(ASSIGNMENT) Every line below that holds "JSON" must be copied.

(SUPPLIED MATERIAL)
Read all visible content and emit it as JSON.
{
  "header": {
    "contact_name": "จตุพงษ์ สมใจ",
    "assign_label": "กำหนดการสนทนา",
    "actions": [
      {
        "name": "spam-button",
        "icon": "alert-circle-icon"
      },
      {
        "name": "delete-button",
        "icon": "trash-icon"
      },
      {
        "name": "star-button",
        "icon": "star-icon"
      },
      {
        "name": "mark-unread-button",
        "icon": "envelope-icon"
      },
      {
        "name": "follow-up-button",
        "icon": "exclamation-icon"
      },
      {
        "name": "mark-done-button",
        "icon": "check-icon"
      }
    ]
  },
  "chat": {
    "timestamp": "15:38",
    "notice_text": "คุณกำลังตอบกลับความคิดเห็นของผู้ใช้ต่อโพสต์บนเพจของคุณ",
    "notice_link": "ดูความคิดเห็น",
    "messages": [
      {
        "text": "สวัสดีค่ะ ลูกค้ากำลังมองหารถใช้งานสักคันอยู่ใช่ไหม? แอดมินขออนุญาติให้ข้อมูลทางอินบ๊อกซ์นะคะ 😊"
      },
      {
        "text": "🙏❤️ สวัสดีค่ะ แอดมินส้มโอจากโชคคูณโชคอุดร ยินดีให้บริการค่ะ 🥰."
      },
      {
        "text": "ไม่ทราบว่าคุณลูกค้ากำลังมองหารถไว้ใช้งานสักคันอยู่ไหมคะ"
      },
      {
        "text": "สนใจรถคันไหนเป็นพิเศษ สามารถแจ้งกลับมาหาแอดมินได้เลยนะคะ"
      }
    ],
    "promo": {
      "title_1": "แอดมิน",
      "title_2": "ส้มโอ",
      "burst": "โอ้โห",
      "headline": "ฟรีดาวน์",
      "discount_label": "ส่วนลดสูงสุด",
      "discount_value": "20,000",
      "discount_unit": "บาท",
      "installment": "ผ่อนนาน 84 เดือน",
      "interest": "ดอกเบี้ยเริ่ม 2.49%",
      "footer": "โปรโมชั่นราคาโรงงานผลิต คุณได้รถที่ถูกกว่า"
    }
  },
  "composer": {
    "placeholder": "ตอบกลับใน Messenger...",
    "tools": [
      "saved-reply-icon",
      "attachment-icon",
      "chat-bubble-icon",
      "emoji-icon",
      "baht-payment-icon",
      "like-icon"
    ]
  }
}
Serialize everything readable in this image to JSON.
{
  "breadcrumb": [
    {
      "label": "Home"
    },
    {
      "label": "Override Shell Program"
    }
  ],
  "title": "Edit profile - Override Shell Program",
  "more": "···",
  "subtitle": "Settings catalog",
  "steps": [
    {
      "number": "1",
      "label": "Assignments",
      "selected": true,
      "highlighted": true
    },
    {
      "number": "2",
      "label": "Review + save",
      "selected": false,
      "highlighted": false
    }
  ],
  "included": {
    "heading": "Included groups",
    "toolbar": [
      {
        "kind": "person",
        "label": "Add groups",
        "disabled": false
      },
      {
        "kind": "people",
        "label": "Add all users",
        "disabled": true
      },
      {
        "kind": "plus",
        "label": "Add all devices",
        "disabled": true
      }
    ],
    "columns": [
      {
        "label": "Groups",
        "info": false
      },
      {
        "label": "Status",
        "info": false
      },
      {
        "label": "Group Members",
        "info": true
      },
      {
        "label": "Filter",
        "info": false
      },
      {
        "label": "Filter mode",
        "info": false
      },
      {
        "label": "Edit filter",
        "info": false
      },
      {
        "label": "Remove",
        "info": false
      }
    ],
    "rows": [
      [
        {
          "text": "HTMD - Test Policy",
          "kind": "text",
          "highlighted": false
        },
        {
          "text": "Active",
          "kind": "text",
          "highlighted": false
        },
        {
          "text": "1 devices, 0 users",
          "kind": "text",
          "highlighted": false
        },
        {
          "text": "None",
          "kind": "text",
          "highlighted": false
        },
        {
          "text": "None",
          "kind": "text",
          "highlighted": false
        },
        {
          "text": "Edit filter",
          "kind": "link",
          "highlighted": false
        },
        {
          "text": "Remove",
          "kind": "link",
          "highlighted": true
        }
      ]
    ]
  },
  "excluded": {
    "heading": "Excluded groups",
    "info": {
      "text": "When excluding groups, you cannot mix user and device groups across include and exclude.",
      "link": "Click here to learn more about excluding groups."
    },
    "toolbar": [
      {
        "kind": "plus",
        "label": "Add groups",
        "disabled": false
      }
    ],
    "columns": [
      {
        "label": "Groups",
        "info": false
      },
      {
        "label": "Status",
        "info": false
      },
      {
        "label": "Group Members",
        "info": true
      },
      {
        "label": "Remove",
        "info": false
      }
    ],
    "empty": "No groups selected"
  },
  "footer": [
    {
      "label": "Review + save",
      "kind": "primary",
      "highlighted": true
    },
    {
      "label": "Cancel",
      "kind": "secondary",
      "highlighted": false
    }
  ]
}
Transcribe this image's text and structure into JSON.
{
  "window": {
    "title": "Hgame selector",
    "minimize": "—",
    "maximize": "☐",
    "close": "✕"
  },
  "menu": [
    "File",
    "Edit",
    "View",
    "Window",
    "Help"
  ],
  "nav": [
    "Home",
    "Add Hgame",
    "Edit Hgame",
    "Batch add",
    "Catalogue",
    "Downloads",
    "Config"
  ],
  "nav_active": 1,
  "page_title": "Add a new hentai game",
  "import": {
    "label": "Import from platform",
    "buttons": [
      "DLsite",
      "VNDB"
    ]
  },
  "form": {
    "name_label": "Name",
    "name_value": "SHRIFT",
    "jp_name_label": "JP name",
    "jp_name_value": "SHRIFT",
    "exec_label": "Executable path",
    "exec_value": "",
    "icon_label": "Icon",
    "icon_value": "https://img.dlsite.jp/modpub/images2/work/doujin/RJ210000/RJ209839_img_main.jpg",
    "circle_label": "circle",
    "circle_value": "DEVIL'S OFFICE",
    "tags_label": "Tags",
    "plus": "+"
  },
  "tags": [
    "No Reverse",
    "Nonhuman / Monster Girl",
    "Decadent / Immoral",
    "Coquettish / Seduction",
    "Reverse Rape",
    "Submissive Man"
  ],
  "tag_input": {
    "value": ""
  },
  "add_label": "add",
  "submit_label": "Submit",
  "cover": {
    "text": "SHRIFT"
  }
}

(EXERCISE RESPONSE)
Read all visible content and emit it as JSON.
Serialize everything readable in this image to JSON.
Transcribe this image's text and structure into JSON.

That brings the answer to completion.